It was a heroic effort by the 24-year-old Anglo-American, riding at considerably less than peak fitness and, although frustrated not to have finished further up the field, his performance gives an indication of what he will be capable of when he returns to full health and track conditions improve in warmer climes.
Meanwhile, Hopkins's team mate, Anthony West, also had a hard race, starting from the back of the grid after a difficult weekend in which he struggled to find his form on the Ninja ZX-RR. Having crashed during the weekend's earlier practice sessions, his confidence had dropped and he, like his team mate, struggled with the tricky conditions on the track, caused by low night time temperatures in the Qatari desert.
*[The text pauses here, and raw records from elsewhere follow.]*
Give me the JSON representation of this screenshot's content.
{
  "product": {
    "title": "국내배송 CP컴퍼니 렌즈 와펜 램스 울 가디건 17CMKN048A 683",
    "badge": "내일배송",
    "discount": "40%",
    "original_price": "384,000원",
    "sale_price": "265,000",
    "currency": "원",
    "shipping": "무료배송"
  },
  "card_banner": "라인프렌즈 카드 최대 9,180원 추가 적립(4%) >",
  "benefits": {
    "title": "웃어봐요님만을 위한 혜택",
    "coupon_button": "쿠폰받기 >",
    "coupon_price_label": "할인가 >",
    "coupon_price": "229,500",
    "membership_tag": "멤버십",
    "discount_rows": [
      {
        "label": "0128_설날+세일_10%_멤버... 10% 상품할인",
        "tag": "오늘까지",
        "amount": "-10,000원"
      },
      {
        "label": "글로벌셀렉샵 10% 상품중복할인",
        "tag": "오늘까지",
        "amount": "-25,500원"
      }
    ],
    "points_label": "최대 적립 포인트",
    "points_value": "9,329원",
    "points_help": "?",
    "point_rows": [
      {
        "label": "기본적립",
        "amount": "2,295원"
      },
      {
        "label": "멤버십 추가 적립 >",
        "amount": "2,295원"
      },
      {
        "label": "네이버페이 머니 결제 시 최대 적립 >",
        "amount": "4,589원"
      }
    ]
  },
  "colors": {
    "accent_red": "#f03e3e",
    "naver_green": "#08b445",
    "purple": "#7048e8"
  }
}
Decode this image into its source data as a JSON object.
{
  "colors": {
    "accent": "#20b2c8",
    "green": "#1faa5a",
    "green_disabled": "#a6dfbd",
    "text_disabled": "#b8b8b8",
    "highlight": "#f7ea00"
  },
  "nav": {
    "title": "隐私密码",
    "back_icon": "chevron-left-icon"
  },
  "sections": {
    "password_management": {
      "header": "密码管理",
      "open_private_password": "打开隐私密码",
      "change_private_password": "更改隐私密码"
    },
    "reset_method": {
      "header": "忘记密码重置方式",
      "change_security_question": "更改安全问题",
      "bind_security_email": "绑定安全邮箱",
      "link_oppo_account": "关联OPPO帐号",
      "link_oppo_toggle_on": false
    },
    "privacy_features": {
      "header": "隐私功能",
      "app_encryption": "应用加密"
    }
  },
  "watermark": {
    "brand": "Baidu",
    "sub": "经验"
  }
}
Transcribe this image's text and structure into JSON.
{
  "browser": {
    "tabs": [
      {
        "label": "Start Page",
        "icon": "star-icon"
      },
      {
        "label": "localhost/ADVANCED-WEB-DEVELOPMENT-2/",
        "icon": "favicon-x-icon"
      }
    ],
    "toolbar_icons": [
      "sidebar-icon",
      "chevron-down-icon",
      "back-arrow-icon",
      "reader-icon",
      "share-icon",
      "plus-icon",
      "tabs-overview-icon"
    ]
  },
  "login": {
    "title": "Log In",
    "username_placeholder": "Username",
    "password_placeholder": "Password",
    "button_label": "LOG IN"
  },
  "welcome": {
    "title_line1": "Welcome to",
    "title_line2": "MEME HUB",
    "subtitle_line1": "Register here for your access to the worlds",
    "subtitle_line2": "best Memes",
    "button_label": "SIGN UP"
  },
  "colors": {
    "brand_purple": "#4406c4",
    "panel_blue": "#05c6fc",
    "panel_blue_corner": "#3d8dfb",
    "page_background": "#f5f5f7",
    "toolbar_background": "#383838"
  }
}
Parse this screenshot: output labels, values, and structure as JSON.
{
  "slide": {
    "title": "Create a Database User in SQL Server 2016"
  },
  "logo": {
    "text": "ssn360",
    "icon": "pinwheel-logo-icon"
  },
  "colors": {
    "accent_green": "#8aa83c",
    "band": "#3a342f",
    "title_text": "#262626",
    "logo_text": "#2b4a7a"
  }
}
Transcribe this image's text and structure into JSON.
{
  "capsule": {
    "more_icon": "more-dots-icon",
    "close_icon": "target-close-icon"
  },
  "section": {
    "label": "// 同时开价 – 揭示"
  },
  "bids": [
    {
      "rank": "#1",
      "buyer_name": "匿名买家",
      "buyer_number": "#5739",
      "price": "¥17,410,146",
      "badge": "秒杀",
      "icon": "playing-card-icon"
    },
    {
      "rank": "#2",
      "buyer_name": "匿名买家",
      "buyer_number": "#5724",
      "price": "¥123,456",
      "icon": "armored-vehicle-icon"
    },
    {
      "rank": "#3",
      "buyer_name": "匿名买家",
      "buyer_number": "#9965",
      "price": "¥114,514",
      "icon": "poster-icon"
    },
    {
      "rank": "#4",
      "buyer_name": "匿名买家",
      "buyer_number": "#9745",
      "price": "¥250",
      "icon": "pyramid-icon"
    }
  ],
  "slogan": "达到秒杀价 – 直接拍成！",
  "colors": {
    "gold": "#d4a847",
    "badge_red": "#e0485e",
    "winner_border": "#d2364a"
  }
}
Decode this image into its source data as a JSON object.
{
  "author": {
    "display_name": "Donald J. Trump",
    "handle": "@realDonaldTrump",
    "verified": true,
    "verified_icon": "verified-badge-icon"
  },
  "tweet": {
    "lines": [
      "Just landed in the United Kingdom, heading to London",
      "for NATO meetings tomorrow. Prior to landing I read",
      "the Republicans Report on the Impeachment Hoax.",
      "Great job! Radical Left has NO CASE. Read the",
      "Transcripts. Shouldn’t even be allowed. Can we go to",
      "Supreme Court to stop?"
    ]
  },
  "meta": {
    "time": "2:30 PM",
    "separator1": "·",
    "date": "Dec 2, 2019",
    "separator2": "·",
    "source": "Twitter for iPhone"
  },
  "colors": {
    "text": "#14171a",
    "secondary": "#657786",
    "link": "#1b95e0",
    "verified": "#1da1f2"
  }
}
The 27-year-old Australian crossed the line in 16th position at this, the start of his first full season in MotoGP.
Whilst it wasn't the night that Kawasaki was hoping for, lessons have been learned and injuries will hopefully soon be fully healed, enabling the squad to be on top form at the next round at Jerez, Spain, on 30th March.
John Hopkins - Kawasaki MotoGP Pilot #21 - 12th
"The first half of the race felt good, and I was pretty comfortable running inside the top ten. But then, at about half race distance, the performance of the front tyre went off, and it started sliding in the turns. I had no option but to hold the bike up on my knee, but that put a lot of pressure on my injury. The pain built up very quickly, and by two-thirds distance it was excruciating. If it had just been pain then I could have ridden through it, but in the end I simply ran out of strength in the injured muscle, and I just couldn't maintain my lap times. It was hard to make it all the way to the end of the race, but although I'm disappointed not to have finished higher, at least I know that the injury wouldn't have been a limiting factor if it hadn't been for the tyre problem. This gives me some confidence going into the next race at Jerez."
Anthony West - Kawasaki MotoGP Pilot #13 - 16th
"What can I say? Obviously I'm bitterly disappointed with my result today, because I'm not here to finish at the back of the field. I was suffering with the same problems I had in practice and qualifying and I still didn't feel totally comfortable on the bike. At around half race distance I started to feel more confident, and in some sections of the circuit I was much faster than Guintoli and Elias, who were in front of me. Through the final section I could get right alongside them, but I just didn't have enough speed to pass. And then, as soon as we hit the straight, they cleared off. This has been a weekend to forget, but I need to put it behind me now and focus on the next race at Jerez."
Bartholemy - Kawasaki Competition Manager
"It's been a difficult weekend for us, as throughout practice we struggled with the track conditions. But then John's fourth fastest time during this evening's warm-up session meant that we went into the race with increased expectations of a good result. Things were looking good, but then John's front tyre went off, and he struggled to compensate due to his groin injury. But even then he didn't give up; I don't think I've ever seen anyone lifted off a bike in so much pain at the end of a race. He's one hard rider. Anthony is obviously disappointed with his performance this weekend, but he needs to avoid the temptation to beat himself up over it, and instead focus on regaining his form for the next race at Jerez. We know he's capable of much more, and I hope he will fulfil his potential properly next time out."